All of which adds even more spice to a pivotal evening for City and Bowyer, as City welcome Cheltenham Town to Valley Parade. You would assume that Doyle and Vaughan will sit this one out, whilst their futures remain unresolved. After the fall out from Saturday’s wretched defeat, Bowyer must hope his players deliver tonight – or the backlash will only grow. The social media anger over the Doyle and Vaughan situation shows that Valley Parade will not be in a forgiving mood tonight. Defeat, and it’s hard to see how Bowyer can continue as manager.
Even with a victory, Bowyer will be hanging on and needing a result at Oldham on Saturday. And that would put him and the club in a strange position. As it stands, ultimately it will be Bowyer who sanctions the moves of Vaughan and Doyle, plus signs a replacement, when the manager himself might be out of the door before the ink dries on transfer deadline day contracts. It’s no surprise that some fans are demanding that Bowyer should not be making such crucial decisions. But unless the club sack him, what’s the alternative? The principle that the manager gets final say on incomings and outgoings has to be preserved right now, even when few of us have any faith in the manager.
In the long-term, the club would do well to seriously look at bringing in a director of football, rather than entrusting all football decisions with a person whose job security will always be flimsy. It would help the club to build a better football identity, and reduce this constant turnover of players caused by the ripping up of the squad every time a manager fails.
In a strange way, a City defeat tonight and Bowyer sacking in the morning might be the best thing. But then again, it would leave City without a manager during the crucial final moments of the transfer window. And that could prove just as costly. So it’s a really bad time to sack a manager, and yet increasingly there is surely little alternative.
It’s an almighty mess, really. When the dust settles, there needs to be an inquest into how a season of such promise has descended to this.
It is a shock to see proven goalscorers on the brink of leaving the club. But City’s recent history shows that this type of situation is far from unique. On the negative side, it’s 13 years ago now since top scorer Dean Windass was loaned out in January to Hull City, which sent the Bantams on a path to relegation.
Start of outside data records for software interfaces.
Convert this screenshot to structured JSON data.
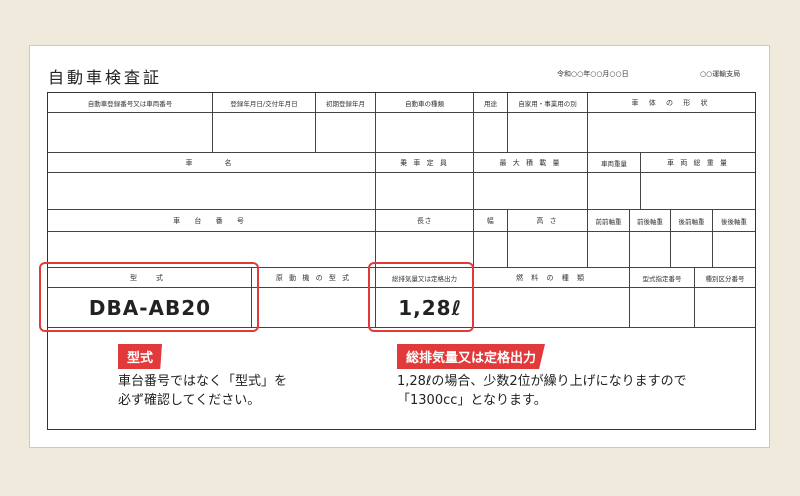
{
  "document": {
    "title": "自動車検査証",
    "issue_date": "令和○○年○○月○○日",
    "issuer": "○○運輸支局"
  },
  "row1_headers": {
    "reg_no": "自動車登録番号又は車両番号",
    "reg_date": "登録年月日/交付年月日",
    "first_reg": "初期登録年月",
    "car_kind": "自動車の種類",
    "usage": "用途",
    "private_business": "自家用・事業用の別",
    "body_shape": "車 体 の 形 状"
  },
  "row2_headers": {
    "car_name": "車　　名",
    "capacity": "乗 車 定 員",
    "max_load": "最 大 積 載 量",
    "vehicle_weight": "車両重量",
    "gross_weight": "車 両 総 重 量"
  },
  "row3_headers": {
    "chassis_no": "車 台 番 号",
    "length": "長さ",
    "width": "幅",
    "height": "高 さ",
    "ff_axle": "前前軸重",
    "fr_axle": "前後軸重",
    "rf_axle": "後前軸重",
    "rr_axle": "後後軸重"
  },
  "row4_headers": {
    "model": "型　式",
    "engine_model": "原 動 機 の 型 式",
    "displacement": "総排気量又は定格出力",
    "fuel": "燃 料 の 種 類",
    "model_designation": "型式指定番号",
    "category_no": "種別区分番号"
  },
  "values": {
    "model": "DBA-AB20",
    "displacement": "1,28ℓ"
  },
  "callouts": {
    "model_tag": "型式",
    "model_note_line1": "車台番号ではなく「型式」を",
    "model_note_line2": "必ず確認してください。",
    "displacement_tag": "総排気量又は定格出力",
    "displacement_note_line1": "1,28ℓの場合、少数2位が繰り上げになりますので",
    "displacement_note_line2": "「1300cc」となります。"
  },
  "colors": {
    "background": "#efeadc",
    "accent_red": "#e23a3a"
  }
}
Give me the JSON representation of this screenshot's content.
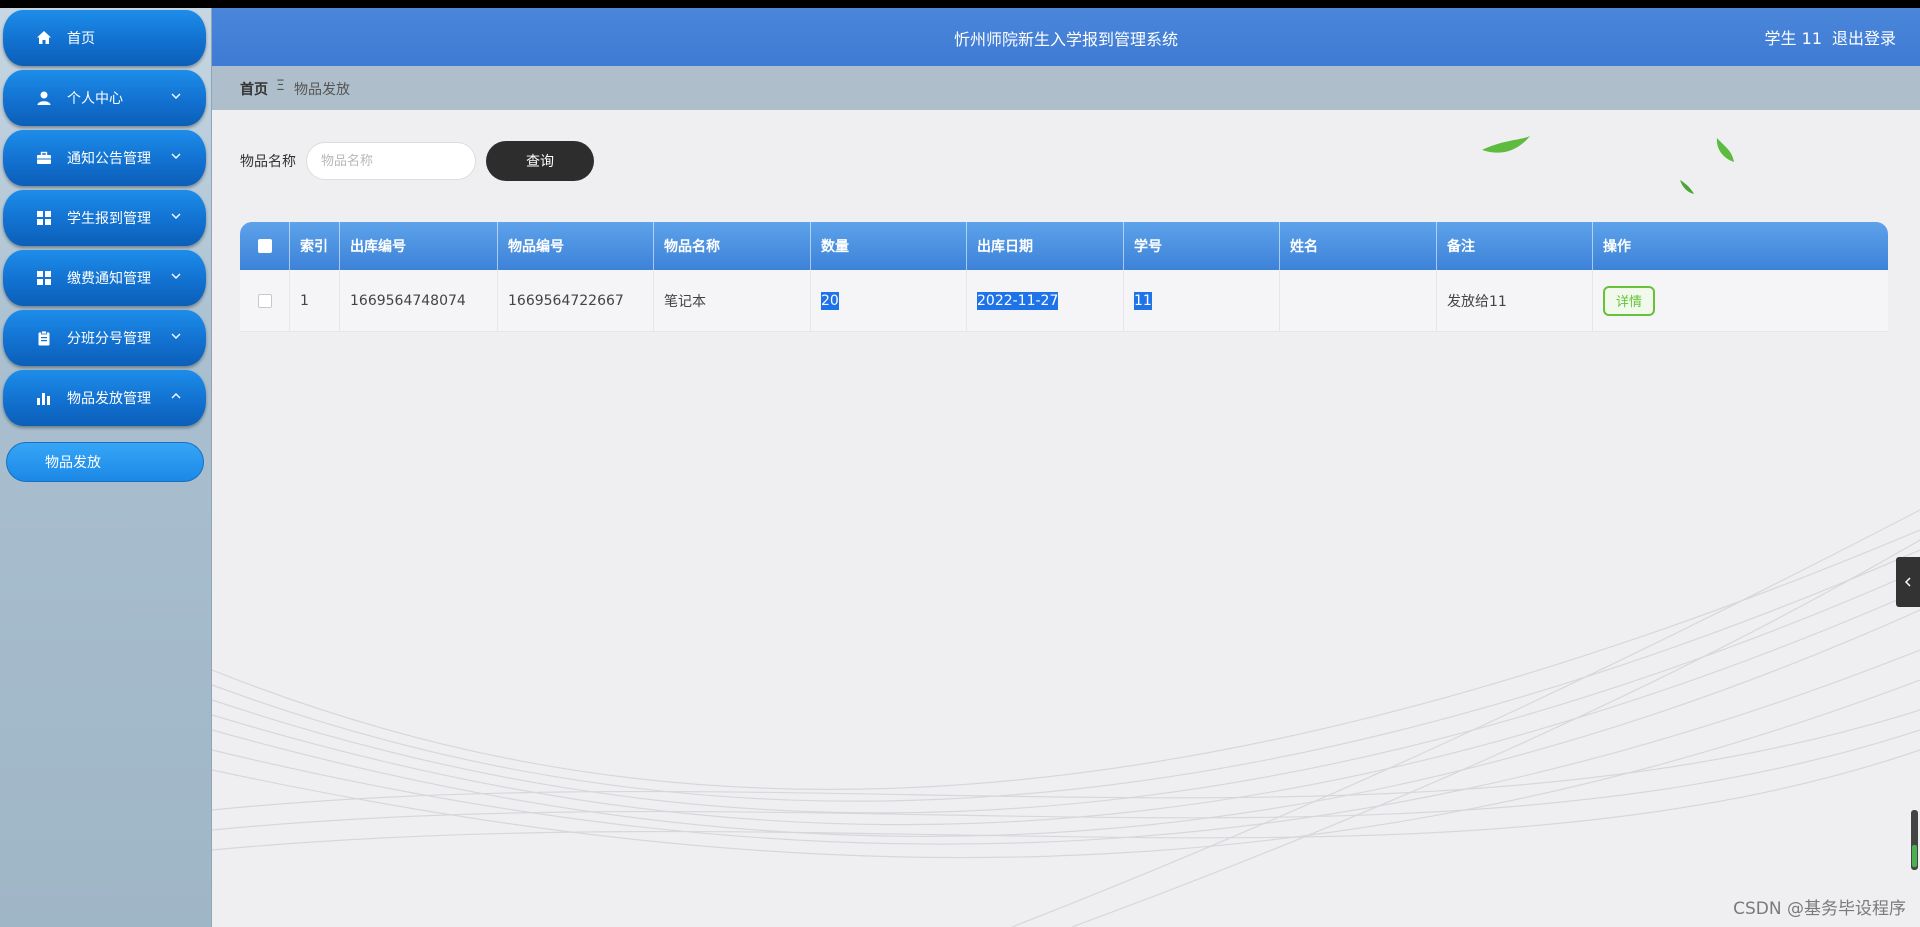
{
  "app": {
    "title": "忻州师院新生入学报到管理系统",
    "user": "学生 11",
    "logout": "退出登录"
  },
  "sidebar": {
    "items": [
      {
        "label": "首页",
        "icon": "home-icon",
        "expandable": false
      },
      {
        "label": "个人中心",
        "icon": "user-icon",
        "expandable": true
      },
      {
        "label": "通知公告管理",
        "icon": "briefcase-icon",
        "expandable": true
      },
      {
        "label": "学生报到管理",
        "icon": "grid-icon",
        "expandable": true
      },
      {
        "label": "缴费通知管理",
        "icon": "grid-icon",
        "expandable": true
      },
      {
        "label": "分班分号管理",
        "icon": "clipboard-icon",
        "expandable": true
      },
      {
        "label": "物品发放管理",
        "icon": "bar-chart-icon",
        "expandable": true,
        "expanded": true
      }
    ],
    "subitem": "物品发放"
  },
  "breadcrumb": {
    "home": "首页",
    "separator": "Ξ",
    "current": "物品发放"
  },
  "search": {
    "label": "物品名称",
    "placeholder": "物品名称",
    "value": "",
    "button": "查询"
  },
  "table": {
    "headers": [
      "索引",
      "出库编号",
      "物品编号",
      "物品名称",
      "数量",
      "出库日期",
      "学号",
      "姓名",
      "备注",
      "操作"
    ],
    "rows": [
      {
        "index": "1",
        "out_no": "1669564748074",
        "item_no": "1669564722667",
        "item_name": "笔记本",
        "quantity": "20",
        "out_date": "2022-11-27",
        "student_no": "11",
        "name": "",
        "remark": "发放给11",
        "action": "详情"
      }
    ]
  },
  "watermark": "CSDN @基务毕设程序",
  "colors": {
    "header": "#4a86d9",
    "menu": "#1271d1",
    "table_header": "#3c82d8",
    "detail_button": "#67c23a",
    "query_button": "#2d2d2d"
  }
}
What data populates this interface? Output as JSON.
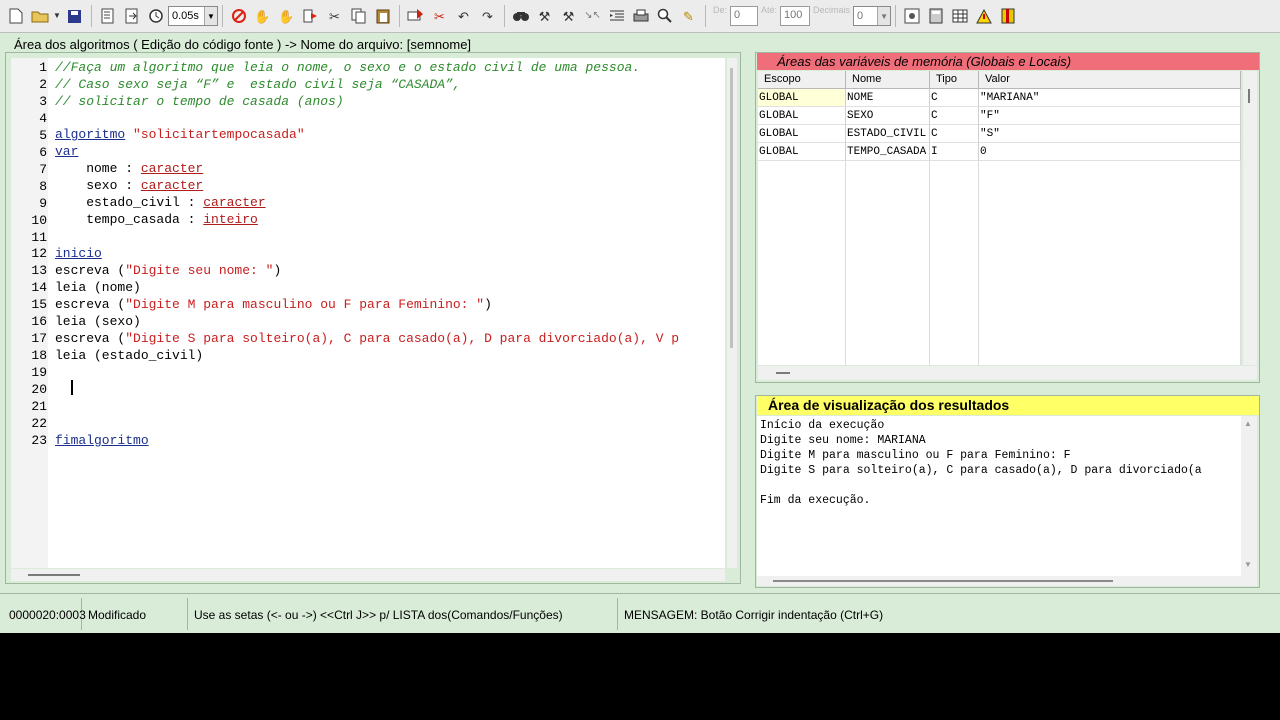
{
  "toolbar": {
    "speed_value": "0.05s",
    "de_label": "De:",
    "de_value": "0",
    "ate_label": "Até:",
    "ate_value": "100",
    "decimais_label": "Decimais",
    "decimais_value": "0"
  },
  "code_panel": {
    "title": "Área dos algoritmos ( Edição do código fonte ) -> Nome do arquivo: [semnome]",
    "line_numbers": [
      "1",
      "2",
      "3",
      "4",
      "5",
      "6",
      "7",
      "8",
      "9",
      "10",
      "11",
      "12",
      "13",
      "14",
      "15",
      "16",
      "17",
      "18",
      "19",
      "20",
      "21",
      "22",
      "23"
    ],
    "lines": {
      "l1": "//Faça um algoritmo que leia o nome, o sexo e o estado civil de uma pessoa.",
      "l2": "// Caso sexo seja “F” e  estado civil seja “CASADA”,",
      "l3": "// solicitar o tempo de casada (anos)",
      "l5_kw": "algoritmo",
      "l5_str": "\"solicitartempocasada\"",
      "l6_kw": "var",
      "l7_name": "    nome : ",
      "l7_type": "caracter",
      "l8_name": "    sexo : ",
      "l8_type": "caracter",
      "l9_name": "    estado_civil : ",
      "l9_type": "caracter",
      "l10_name": "    tempo_casada : ",
      "l10_type": "inteiro",
      "l12_kw": "inicio",
      "l13_cmd": "escreva (",
      "l13_str": "\"Digite seu nome: \"",
      "l13_end": ")",
      "l14": "leia (nome)",
      "l15_cmd": "escreva (",
      "l15_str": "\"Digite M para masculino ou F para Feminino: \"",
      "l15_end": ")",
      "l16": "leia (sexo)",
      "l17_cmd": "escreva (",
      "l17_str": "\"Digite S para solteiro(a), C para casado(a), D para divorciado(a), V p",
      "l18": "leia (estado_civil)",
      "l23_kw": "fimalgoritmo"
    }
  },
  "variables_panel": {
    "title": "Áreas das variáveis de memória (Globais e Locais)",
    "columns": [
      "Escopo",
      "Nome",
      "Tipo",
      "Valor"
    ],
    "rows": [
      {
        "escopo": "GLOBAL",
        "nome": "NOME",
        "tipo": "C",
        "valor": "\"MARIANA\""
      },
      {
        "escopo": "GLOBAL",
        "nome": "SEXO",
        "tipo": "C",
        "valor": "\"F\""
      },
      {
        "escopo": "GLOBAL",
        "nome": "ESTADO_CIVIL",
        "tipo": "C",
        "valor": "\"S\""
      },
      {
        "escopo": "GLOBAL",
        "nome": "TEMPO_CASADA",
        "tipo": "I",
        "valor": "0"
      }
    ]
  },
  "output_panel": {
    "title": "Área de visualização dos resultados",
    "lines": [
      "Início da execução",
      "Digite seu nome: MARIANA",
      "Digite M para masculino ou F para Feminino: F",
      "Digite S para solteiro(a), C para casado(a), D para divorciado(a",
      "",
      "Fim da execução."
    ]
  },
  "statusbar": {
    "position": "0000020:0003",
    "state": "Modificado",
    "hint": "Use as setas (<- ou ->) <<Ctrl J>> p/ LISTA dos(Comandos/Funções)",
    "message": "MENSAGEM: Botão Corrigir indentação (Ctrl+G)"
  },
  "colors": {
    "background": "#d8ecd8",
    "var_title_bg": "#f06e7a",
    "out_title_bg": "#ffff66",
    "comment": "#2e8b2e",
    "keyword": "#1b2f8c",
    "string": "#c81e1e"
  },
  "icons": [
    "new-file-icon",
    "open-folder-icon",
    "save-icon",
    "run-icon",
    "step-icon",
    "timer-icon",
    "stop-icon",
    "hand-icon",
    "breakpoint-icon",
    "run-to-icon",
    "cut-icon",
    "copy-icon",
    "paste-icon",
    "undo-icon",
    "redo-icon",
    "find-icon",
    "indent-icon",
    "print-icon",
    "zoom-icon",
    "calculator-icon",
    "table-icon",
    "warning-icon",
    "book-icon"
  ]
}
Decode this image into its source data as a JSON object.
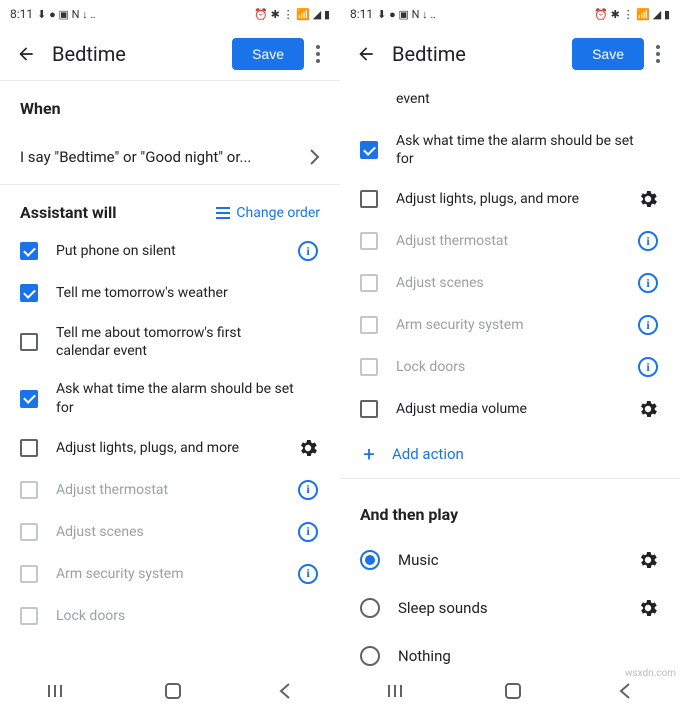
{
  "status": {
    "time": "8:11"
  },
  "appbar": {
    "title": "Bedtime",
    "save": "Save"
  },
  "left": {
    "when_title": "When",
    "trigger_text": "I say \"Bedtime\" or \"Good night\" or...",
    "assist_title": "Assistant will",
    "change_order": "Change order",
    "actions": [
      {
        "label": "Put phone on silent",
        "checked": true,
        "trail": "info",
        "enabled": true
      },
      {
        "label": "Tell me tomorrow's weather",
        "checked": true,
        "trail": "none",
        "enabled": true
      },
      {
        "label": "Tell me about tomorrow's first calendar event",
        "checked": false,
        "trail": "none",
        "enabled": true
      },
      {
        "label": "Ask what time the alarm should be set for",
        "checked": true,
        "trail": "none",
        "enabled": true
      },
      {
        "label": "Adjust lights, plugs, and more",
        "checked": false,
        "trail": "gear",
        "enabled": true
      },
      {
        "label": "Adjust thermostat",
        "checked": false,
        "trail": "info",
        "enabled": false
      },
      {
        "label": "Adjust scenes",
        "checked": false,
        "trail": "info",
        "enabled": false
      },
      {
        "label": "Arm security system",
        "checked": false,
        "trail": "info",
        "enabled": false
      },
      {
        "label": "Lock doors",
        "checked": false,
        "trail": "none",
        "enabled": false
      }
    ]
  },
  "right": {
    "partial_label": "event",
    "actions": [
      {
        "label": "Ask what time the alarm should be set for",
        "checked": true,
        "trail": "none",
        "enabled": true
      },
      {
        "label": "Adjust lights, plugs, and more",
        "checked": false,
        "trail": "gear",
        "enabled": true
      },
      {
        "label": "Adjust thermostat",
        "checked": false,
        "trail": "info",
        "enabled": false
      },
      {
        "label": "Adjust scenes",
        "checked": false,
        "trail": "info",
        "enabled": false
      },
      {
        "label": "Arm security system",
        "checked": false,
        "trail": "info",
        "enabled": false
      },
      {
        "label": "Lock doors",
        "checked": false,
        "trail": "info",
        "enabled": false
      },
      {
        "label": "Adjust media volume",
        "checked": false,
        "trail": "gear",
        "enabled": true
      }
    ],
    "add_action": "Add action",
    "play_title": "And then play",
    "play_options": [
      {
        "label": "Music",
        "checked": true,
        "trail": "gear"
      },
      {
        "label": "Sleep sounds",
        "checked": false,
        "trail": "gear"
      },
      {
        "label": "Nothing",
        "checked": false,
        "trail": "none"
      }
    ]
  },
  "watermark": "wsxdn.com"
}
More positively in 2015/16, Phil Parkinson raised eyebrows for swapping top scorer Devante Cole with Fleetwood’s Jamie Proctor. That and bringing in Wes Thomas and Josh Cullen actually proved the catalyst for a stronger second half to the season, with a reshuffled City squad reaching the play offs. And then a year later there was the controversial sale of James Hanson to Sheffield United, with Charlie Wyke bought from Carlisle. Again, it proved a decent piece of business and City prospered.
Can Bowyer and City pull off something similar again? You wouldn’t bet on it, but equally it shouldn’t be ruled out. Right now, with the very real likelihood of Doyle and Vaughan’s exits, the club is receiving a huge amount of criticism – and they have to take it on the chin. Ultimately, City need to be judged by the full set of business that is done between now and the closing of the window on Friday evening.
But be in no doubt, the stakes could not be higher. Bowyer appears on the brink of losing his job, and he’s about to let go of two of his best players. This is a defining moment in Bradford City’s season. One they simply cannot afford to get wrong.